[This was my weekend column for GlobalNews.ca. – AC]
When the compact disc was unveiled in late 1982, many thought we’d finally reached perfection with music storage and playback technology. With their clear sound, the absence of hiss, crackles, and pops, and excellent portability, there was no more room for improvement.
Not that the tech industry didn’t try, of course. Over the next 20 years, we saw formats like DAT and DCC (both using digital signals on magnetic tape), Sony’s MiniDisc (
The game-changer was the MP3, the digital format introduced in the early ’90s that set us on the road to iTunes and eventually today’s streaming music services. Now platforms such as Spotify, Apple Music, Deezer, and the rest of them have libraries in excess of 50 million songs, all available instantly to anyone with an internet connection.

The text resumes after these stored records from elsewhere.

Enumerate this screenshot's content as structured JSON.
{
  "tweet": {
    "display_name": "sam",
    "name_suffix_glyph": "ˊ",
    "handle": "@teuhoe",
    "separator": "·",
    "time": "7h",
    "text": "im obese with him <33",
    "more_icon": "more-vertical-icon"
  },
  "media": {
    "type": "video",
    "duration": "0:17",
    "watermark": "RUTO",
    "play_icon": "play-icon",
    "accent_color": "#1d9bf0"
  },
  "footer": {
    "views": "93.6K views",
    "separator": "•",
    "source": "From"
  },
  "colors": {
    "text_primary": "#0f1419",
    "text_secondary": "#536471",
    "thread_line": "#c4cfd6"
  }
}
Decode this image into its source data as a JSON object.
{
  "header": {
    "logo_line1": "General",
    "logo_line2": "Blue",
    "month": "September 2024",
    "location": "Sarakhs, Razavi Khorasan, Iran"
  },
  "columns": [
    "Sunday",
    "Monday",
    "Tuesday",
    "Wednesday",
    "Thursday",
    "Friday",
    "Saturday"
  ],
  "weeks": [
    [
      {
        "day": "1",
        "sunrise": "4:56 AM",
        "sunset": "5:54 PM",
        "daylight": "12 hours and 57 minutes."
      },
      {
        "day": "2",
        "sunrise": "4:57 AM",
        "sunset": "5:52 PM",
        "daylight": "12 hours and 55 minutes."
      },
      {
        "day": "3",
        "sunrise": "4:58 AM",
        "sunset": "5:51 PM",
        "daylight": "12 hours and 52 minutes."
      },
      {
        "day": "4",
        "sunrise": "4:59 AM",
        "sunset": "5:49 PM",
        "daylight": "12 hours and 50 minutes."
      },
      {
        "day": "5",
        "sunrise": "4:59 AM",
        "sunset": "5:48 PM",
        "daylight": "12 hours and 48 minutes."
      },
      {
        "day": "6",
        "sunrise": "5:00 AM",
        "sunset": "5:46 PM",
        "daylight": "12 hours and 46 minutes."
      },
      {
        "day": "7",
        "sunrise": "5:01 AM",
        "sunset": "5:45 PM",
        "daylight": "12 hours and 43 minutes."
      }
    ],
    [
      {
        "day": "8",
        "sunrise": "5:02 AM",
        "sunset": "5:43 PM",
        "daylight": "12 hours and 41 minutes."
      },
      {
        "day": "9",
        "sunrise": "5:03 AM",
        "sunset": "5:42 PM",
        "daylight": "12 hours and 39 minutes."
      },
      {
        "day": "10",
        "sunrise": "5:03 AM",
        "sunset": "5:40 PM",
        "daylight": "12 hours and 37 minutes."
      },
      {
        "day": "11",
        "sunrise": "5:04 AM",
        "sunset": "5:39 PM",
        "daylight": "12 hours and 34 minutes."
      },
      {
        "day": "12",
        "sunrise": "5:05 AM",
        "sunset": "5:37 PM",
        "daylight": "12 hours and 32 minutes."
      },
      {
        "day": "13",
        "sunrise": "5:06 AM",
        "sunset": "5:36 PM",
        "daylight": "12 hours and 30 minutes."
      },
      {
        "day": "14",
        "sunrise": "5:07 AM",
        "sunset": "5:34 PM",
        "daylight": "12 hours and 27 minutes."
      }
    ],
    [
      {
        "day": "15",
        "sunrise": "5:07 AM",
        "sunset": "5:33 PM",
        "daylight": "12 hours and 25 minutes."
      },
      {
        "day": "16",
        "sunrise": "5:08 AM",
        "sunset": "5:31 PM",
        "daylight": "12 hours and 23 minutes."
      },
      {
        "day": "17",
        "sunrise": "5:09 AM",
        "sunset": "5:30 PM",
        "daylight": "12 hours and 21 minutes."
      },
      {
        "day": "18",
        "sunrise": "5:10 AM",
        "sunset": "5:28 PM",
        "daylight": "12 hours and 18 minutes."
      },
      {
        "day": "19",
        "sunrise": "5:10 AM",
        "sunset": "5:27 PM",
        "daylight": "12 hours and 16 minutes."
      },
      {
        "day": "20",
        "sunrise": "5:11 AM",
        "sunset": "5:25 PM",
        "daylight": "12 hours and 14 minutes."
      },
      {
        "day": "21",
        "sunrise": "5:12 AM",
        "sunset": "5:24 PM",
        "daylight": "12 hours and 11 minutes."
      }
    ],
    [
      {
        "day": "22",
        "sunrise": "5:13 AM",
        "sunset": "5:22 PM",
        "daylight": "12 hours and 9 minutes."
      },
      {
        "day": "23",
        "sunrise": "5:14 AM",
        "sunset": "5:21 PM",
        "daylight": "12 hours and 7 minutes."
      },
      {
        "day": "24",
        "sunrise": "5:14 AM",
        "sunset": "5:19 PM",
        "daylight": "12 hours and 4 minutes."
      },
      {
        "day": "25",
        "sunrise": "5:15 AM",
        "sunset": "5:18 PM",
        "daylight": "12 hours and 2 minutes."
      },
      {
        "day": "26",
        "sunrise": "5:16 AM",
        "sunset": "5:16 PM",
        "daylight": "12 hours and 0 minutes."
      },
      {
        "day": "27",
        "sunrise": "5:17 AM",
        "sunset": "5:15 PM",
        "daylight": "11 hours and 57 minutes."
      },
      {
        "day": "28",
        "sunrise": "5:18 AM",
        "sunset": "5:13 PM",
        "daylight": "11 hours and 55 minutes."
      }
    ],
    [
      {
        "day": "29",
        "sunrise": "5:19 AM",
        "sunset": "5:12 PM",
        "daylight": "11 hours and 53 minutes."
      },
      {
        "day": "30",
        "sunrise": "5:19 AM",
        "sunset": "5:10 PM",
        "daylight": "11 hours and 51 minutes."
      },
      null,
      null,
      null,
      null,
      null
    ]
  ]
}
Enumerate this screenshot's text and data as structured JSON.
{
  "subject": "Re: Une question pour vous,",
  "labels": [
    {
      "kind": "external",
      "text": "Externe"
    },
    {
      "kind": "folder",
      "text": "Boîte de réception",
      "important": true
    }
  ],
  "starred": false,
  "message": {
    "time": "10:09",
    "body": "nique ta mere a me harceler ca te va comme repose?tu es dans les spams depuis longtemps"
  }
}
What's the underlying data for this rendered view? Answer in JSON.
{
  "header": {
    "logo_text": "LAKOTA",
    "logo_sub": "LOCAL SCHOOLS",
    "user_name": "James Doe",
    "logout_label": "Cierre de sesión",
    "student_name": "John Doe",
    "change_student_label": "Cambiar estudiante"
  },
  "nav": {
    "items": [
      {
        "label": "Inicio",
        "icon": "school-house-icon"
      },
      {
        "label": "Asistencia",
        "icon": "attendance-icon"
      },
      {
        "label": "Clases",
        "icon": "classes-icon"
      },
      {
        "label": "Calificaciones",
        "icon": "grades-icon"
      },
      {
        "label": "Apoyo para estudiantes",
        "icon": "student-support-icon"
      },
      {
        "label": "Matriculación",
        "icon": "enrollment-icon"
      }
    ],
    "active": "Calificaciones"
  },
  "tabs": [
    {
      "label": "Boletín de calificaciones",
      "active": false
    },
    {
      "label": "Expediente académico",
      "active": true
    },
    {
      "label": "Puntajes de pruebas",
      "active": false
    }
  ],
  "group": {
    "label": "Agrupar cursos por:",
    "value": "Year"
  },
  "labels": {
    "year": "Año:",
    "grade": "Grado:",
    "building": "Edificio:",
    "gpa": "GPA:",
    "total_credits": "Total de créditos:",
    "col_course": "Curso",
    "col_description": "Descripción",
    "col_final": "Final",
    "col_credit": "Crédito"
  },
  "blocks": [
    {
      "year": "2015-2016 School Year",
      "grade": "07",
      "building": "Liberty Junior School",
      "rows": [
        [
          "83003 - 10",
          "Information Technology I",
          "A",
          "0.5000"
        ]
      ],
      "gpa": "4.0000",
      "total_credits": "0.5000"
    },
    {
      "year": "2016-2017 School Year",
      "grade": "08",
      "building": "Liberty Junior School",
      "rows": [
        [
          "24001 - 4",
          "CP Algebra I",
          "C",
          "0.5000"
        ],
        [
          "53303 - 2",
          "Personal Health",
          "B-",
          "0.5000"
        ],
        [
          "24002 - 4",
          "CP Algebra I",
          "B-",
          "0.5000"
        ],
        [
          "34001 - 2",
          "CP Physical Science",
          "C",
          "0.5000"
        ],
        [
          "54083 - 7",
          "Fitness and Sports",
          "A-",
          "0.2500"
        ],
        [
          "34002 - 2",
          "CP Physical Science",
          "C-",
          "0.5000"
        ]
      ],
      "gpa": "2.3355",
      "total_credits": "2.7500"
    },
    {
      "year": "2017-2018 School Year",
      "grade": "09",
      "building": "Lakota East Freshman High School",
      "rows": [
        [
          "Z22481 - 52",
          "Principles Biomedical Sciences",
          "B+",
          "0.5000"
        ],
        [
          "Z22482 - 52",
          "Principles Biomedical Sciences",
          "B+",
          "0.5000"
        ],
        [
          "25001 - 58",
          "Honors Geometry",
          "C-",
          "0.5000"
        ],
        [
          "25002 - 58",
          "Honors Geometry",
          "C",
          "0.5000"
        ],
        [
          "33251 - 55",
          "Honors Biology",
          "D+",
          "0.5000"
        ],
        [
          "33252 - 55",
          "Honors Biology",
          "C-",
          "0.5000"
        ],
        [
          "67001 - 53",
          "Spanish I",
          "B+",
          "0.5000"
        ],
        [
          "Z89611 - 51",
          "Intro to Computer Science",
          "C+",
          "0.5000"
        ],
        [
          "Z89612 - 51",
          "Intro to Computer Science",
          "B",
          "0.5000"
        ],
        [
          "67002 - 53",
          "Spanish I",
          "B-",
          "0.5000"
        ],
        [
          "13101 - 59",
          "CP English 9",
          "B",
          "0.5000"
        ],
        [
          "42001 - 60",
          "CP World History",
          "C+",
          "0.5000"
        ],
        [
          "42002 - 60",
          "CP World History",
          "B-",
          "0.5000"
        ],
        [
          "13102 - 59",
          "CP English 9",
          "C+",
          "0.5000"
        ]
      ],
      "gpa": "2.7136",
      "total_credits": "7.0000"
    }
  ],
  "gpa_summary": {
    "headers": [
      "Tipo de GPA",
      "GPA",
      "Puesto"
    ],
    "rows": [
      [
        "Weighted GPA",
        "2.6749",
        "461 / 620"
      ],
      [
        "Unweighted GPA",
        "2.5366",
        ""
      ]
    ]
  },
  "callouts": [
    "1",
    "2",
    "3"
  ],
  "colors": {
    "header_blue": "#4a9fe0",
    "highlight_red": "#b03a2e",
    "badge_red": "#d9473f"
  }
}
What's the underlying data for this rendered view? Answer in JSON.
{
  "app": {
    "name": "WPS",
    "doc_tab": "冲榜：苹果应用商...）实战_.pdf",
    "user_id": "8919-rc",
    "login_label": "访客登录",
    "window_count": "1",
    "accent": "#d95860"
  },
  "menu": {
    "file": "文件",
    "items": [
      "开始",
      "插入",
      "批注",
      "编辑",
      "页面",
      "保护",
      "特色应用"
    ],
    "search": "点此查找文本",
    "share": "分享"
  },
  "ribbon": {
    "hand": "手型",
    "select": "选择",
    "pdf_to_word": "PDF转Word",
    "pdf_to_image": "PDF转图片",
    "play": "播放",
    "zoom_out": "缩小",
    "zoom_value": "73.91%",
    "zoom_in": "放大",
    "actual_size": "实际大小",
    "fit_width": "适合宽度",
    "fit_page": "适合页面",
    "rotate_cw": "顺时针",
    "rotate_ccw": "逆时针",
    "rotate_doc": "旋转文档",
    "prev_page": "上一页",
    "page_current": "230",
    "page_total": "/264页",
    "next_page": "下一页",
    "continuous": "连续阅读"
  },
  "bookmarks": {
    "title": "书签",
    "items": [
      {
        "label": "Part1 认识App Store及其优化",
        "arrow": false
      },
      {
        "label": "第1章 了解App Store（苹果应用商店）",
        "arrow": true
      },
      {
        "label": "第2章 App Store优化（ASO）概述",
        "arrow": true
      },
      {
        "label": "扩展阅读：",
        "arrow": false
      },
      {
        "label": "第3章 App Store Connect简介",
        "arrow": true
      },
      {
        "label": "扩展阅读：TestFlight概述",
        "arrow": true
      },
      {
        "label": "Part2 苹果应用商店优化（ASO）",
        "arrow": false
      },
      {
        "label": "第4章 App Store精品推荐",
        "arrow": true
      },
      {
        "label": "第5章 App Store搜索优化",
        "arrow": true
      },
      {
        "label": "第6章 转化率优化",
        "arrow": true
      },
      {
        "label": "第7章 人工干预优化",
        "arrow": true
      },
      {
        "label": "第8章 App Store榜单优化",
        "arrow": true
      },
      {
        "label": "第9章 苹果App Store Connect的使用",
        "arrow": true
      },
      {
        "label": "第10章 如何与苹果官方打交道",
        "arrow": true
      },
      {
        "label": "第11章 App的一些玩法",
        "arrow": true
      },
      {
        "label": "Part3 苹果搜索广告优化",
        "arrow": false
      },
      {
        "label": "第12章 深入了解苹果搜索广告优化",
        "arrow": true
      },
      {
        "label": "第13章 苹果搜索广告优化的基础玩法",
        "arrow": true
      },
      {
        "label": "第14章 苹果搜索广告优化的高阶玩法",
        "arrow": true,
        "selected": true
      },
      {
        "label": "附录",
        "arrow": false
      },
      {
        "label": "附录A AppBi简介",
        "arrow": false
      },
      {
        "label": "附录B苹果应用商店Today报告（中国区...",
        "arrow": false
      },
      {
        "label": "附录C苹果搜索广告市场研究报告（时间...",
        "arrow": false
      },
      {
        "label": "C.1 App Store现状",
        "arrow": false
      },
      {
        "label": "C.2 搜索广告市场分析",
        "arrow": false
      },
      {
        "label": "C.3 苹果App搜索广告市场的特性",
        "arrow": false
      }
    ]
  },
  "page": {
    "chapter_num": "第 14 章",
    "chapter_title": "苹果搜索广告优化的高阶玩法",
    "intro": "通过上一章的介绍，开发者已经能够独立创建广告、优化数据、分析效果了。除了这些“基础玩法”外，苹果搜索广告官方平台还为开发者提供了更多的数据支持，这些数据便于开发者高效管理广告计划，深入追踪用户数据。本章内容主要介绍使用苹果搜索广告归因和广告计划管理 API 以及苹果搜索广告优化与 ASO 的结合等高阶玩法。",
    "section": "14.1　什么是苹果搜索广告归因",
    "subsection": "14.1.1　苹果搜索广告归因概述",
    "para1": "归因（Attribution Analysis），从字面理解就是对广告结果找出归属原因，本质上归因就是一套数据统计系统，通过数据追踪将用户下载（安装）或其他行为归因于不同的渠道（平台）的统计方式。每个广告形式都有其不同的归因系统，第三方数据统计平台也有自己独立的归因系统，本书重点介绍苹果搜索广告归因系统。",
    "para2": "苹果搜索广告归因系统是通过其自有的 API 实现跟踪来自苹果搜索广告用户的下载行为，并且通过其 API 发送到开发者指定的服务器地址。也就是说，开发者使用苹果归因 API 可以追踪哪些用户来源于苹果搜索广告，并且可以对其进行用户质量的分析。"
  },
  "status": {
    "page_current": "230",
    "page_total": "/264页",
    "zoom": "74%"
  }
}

Just a few years ago, this kind of access to this much music was the stuff of science fiction. Now we take it for granted.
So that’s it, right? After 120 years of developing music storage products that started with Edison’s wax cylinders, we’re reached the end. There’s nothing that could possibly improve on streaming, right?
Not so fast.